The Welsh Assembly has taken its first major step towards enabling the devolved government there to ‘adopt’ the National Cycle Network in
What appears on the face of it a tale of minor bureaucracy could prove to be the start of a hugely radical move to a North European model of cycle network provision across the
To remedy this weakness a cross-party committee has voted to attempt to drive through a law that would make the NCN in
The current system throughout
One of the main originators of the move was Lee Waters, head of Sustrans Cymru. He was the driving force behind a petition presented to the assembly last autumn, signed by a wide range of groups including AgeConcern Cymru, BT Cymru, Royal Mail, Friends of the Earth Cymru, PlayWales and the National Union of Teachers – showing the massive latent support across all sections of society for a coherent, high quality and well-maintained network of off-road cyclepaths.
Talking exclusively to BikeRadar Lee Waters was clearly under no illusions as to the significance of the move.
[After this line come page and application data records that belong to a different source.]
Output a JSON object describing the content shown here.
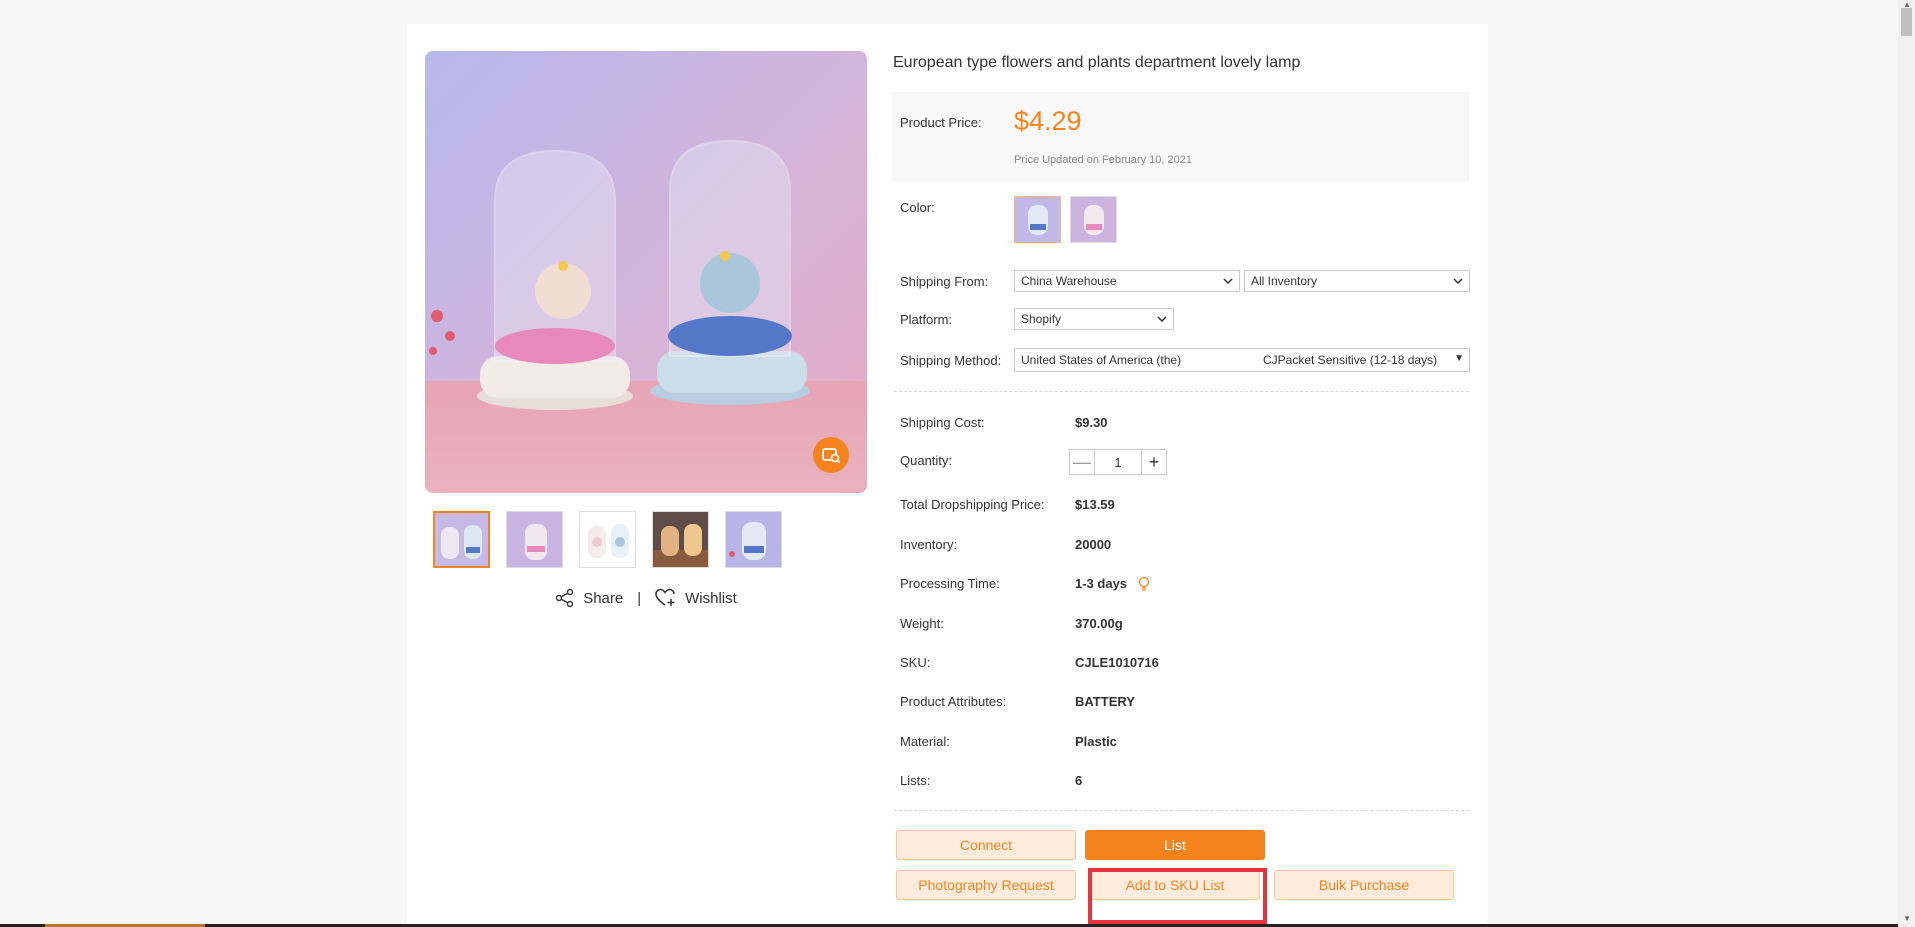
{
  "product": {
    "title": "European type flowers and plants department lovely lamp",
    "price_label": "Product Price:",
    "price": "$4.29",
    "price_note": "Price Updated on February 10, 2021"
  },
  "gallery": {
    "share_label": "Share",
    "separator": "|",
    "wishlist_label": "Wishlist",
    "thumbnail_count": 5,
    "active_thumbnail": 1
  },
  "options": {
    "color_label": "Color:",
    "shipping_from_label": "Shipping From:",
    "warehouse": "China Warehouse",
    "inventory_filter": "All Inventory",
    "platform_label": "Platform:",
    "platform": "Shopify",
    "shipping_method_label": "Shipping Method:",
    "destination": "United States of America (the)",
    "method": "CJPacket Sensitive (12-18 days)"
  },
  "details": {
    "shipping_cost_label": "Shipping Cost:",
    "shipping_cost": "$9.30",
    "quantity_label": "Quantity:",
    "quantity": "1",
    "minus": "—",
    "plus": "+",
    "total_label": "Total Dropshipping Price:",
    "total": "$13.59",
    "inventory_label": "Inventory:",
    "inventory": "20000",
    "processing_label": "Processing Time:",
    "processing": "1-3 days",
    "weight_label": "Weight:",
    "weight": "370.00g",
    "sku_label": "SKU:",
    "sku": "CJLE1010716",
    "attributes_label": "Product Attributes:",
    "attributes": "BATTERY",
    "material_label": "Material:",
    "material": "Plastic",
    "lists_label": "Lists:",
    "lists": "6"
  },
  "actions": {
    "connect": "Connect",
    "list": "List",
    "photography": "Photography Request",
    "add_sku": "Add to SKU List",
    "bulk": "Bulk Purchase"
  },
  "colors": {
    "accent": "#f5841f",
    "highlight": "#e5343e"
  }
}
He pointed out that the Assembly’s Enterprise committee could have picked on any one of a number of areas to support, as the procedure will mean extending the powers of the Welsh Assembly in this area – for which permission from Westminster is required as well as a vote in the Welsh Assembly itself.
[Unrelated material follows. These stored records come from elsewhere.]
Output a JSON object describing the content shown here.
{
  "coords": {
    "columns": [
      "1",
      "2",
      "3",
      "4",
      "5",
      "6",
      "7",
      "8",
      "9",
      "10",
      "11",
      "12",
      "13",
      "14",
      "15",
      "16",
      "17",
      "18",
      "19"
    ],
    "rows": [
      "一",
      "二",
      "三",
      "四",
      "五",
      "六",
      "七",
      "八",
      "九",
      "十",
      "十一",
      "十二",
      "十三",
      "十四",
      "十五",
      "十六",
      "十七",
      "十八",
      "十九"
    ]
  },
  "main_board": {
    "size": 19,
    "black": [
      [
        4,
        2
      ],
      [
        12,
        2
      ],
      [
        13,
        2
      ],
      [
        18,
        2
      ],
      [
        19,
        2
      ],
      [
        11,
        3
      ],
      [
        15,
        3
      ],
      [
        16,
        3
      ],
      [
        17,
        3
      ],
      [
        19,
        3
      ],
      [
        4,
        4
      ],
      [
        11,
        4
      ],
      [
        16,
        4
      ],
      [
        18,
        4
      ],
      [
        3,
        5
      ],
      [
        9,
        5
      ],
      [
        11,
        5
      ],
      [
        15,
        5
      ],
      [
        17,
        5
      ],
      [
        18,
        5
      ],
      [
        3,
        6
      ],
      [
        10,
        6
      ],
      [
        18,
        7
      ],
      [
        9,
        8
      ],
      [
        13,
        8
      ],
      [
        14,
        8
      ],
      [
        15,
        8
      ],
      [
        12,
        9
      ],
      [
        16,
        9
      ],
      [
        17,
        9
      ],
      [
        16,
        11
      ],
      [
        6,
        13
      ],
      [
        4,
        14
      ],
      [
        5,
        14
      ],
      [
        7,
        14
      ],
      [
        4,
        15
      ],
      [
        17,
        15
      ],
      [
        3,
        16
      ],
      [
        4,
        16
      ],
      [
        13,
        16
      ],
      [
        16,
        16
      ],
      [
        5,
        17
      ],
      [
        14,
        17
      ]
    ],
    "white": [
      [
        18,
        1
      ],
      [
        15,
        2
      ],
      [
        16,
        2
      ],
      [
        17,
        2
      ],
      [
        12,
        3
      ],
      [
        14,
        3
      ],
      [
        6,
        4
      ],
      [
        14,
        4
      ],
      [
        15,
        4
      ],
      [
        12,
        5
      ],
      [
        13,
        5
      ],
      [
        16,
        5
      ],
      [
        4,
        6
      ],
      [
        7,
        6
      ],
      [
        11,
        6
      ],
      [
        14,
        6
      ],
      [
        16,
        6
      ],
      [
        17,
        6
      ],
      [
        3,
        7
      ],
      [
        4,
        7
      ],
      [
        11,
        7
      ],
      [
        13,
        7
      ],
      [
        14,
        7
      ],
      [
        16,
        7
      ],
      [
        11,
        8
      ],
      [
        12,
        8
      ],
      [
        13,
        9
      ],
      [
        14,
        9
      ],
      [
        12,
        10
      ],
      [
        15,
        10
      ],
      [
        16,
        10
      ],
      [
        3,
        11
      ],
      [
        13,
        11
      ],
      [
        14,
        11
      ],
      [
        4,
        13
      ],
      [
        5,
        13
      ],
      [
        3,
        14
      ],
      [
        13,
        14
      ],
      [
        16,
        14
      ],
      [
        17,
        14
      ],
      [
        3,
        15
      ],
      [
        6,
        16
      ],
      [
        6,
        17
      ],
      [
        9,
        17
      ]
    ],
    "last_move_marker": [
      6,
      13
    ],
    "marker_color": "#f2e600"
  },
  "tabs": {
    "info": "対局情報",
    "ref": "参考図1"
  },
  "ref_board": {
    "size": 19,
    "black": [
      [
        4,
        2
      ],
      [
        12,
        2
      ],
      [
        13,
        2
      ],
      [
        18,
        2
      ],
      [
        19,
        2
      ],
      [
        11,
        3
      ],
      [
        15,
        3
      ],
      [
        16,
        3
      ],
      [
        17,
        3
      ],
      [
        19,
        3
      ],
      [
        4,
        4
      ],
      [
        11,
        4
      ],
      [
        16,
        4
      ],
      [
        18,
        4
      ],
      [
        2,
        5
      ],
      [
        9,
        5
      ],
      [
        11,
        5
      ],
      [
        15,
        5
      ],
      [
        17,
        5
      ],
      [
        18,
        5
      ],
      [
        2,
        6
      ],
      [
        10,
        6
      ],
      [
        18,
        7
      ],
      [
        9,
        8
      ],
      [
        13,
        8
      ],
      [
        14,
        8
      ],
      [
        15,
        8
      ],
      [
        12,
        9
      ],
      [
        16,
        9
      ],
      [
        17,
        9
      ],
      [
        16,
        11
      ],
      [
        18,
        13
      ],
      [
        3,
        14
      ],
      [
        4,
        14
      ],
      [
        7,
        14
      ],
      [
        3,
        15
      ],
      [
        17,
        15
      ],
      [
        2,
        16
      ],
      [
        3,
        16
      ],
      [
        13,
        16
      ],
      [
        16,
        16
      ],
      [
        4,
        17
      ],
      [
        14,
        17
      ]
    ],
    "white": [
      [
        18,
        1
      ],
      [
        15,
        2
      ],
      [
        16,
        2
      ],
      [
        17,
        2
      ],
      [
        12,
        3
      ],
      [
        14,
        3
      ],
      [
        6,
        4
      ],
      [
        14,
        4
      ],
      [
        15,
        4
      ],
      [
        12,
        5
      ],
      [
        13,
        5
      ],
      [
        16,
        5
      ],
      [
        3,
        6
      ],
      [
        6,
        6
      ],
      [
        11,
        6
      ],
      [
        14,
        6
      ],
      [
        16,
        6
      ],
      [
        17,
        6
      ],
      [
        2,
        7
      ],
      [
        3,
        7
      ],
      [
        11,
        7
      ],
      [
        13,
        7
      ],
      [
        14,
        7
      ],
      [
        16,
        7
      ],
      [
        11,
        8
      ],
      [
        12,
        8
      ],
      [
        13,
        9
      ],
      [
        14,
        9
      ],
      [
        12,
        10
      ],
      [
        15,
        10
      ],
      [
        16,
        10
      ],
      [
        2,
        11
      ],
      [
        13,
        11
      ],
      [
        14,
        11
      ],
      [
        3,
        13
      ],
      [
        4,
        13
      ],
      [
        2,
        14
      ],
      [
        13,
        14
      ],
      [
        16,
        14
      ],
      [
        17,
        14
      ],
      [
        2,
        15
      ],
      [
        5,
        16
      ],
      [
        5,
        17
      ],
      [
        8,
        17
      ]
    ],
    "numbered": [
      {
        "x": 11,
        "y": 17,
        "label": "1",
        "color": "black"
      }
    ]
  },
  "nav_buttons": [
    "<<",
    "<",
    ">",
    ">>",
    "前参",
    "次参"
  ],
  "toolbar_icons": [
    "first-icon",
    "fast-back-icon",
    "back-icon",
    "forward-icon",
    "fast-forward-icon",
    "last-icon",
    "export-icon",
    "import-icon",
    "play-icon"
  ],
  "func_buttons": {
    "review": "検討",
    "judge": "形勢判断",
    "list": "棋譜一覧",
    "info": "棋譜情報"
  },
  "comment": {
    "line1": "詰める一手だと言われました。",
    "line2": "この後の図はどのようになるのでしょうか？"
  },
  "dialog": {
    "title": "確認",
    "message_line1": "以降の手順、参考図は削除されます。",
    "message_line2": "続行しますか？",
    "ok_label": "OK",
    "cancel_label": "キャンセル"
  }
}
“This is the first time a committee as powerful as this has taken forward an initiative to enable the Assembly itself to make new laws that will be unique to
“The ultimate prize is getting government to cater for cyclists and pedestrians on the same basis as motorists are currently catered for.
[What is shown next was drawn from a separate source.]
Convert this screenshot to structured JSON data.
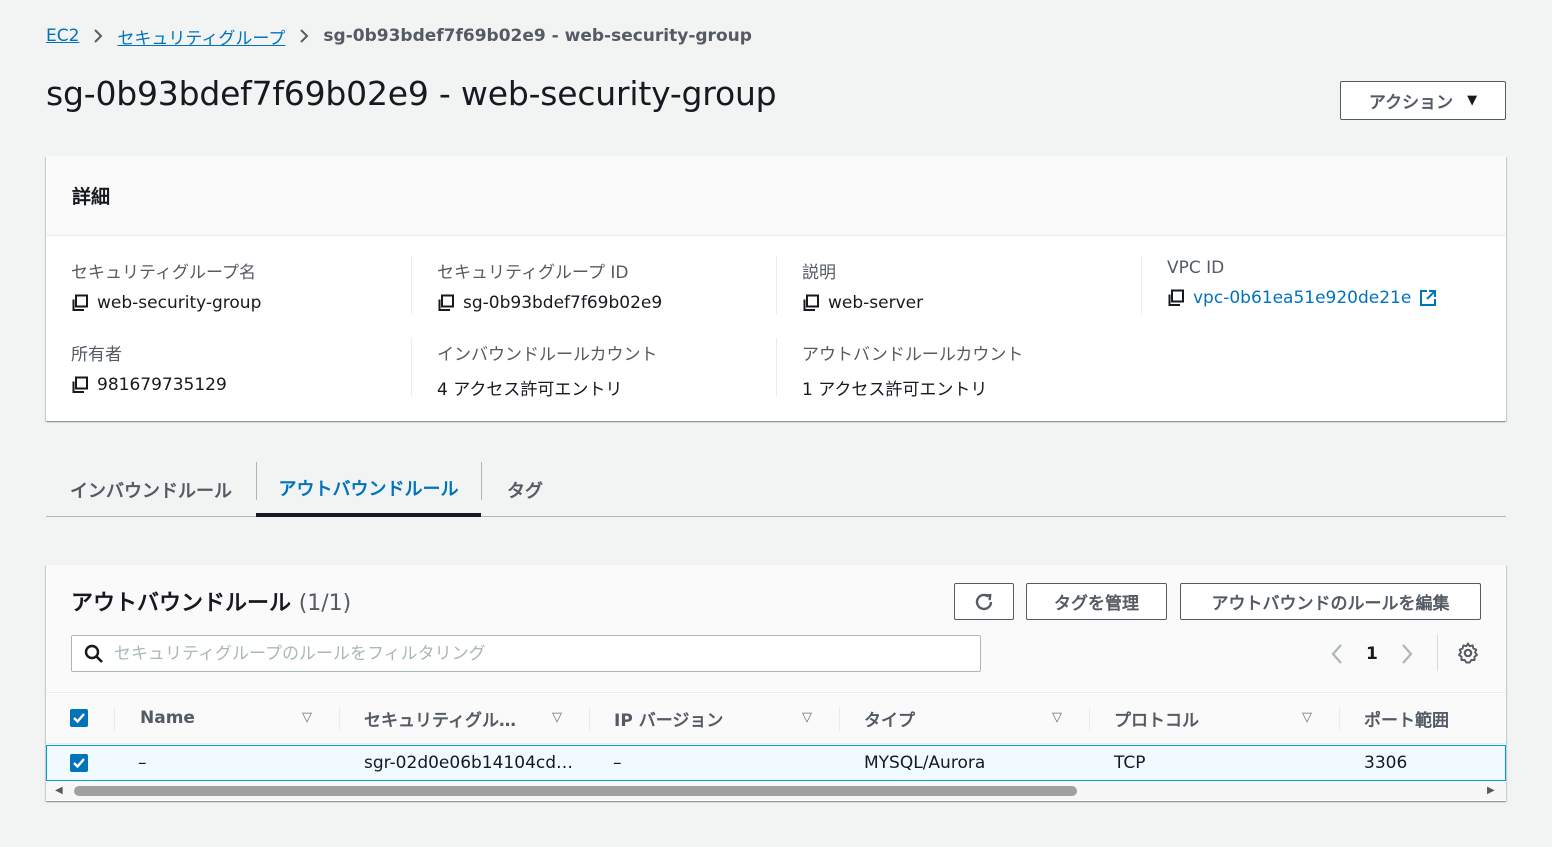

Should all go to plan, Waters foresees the scheme passing into law in eighteen months to two years.
The much-lauded cycle networks of countries like the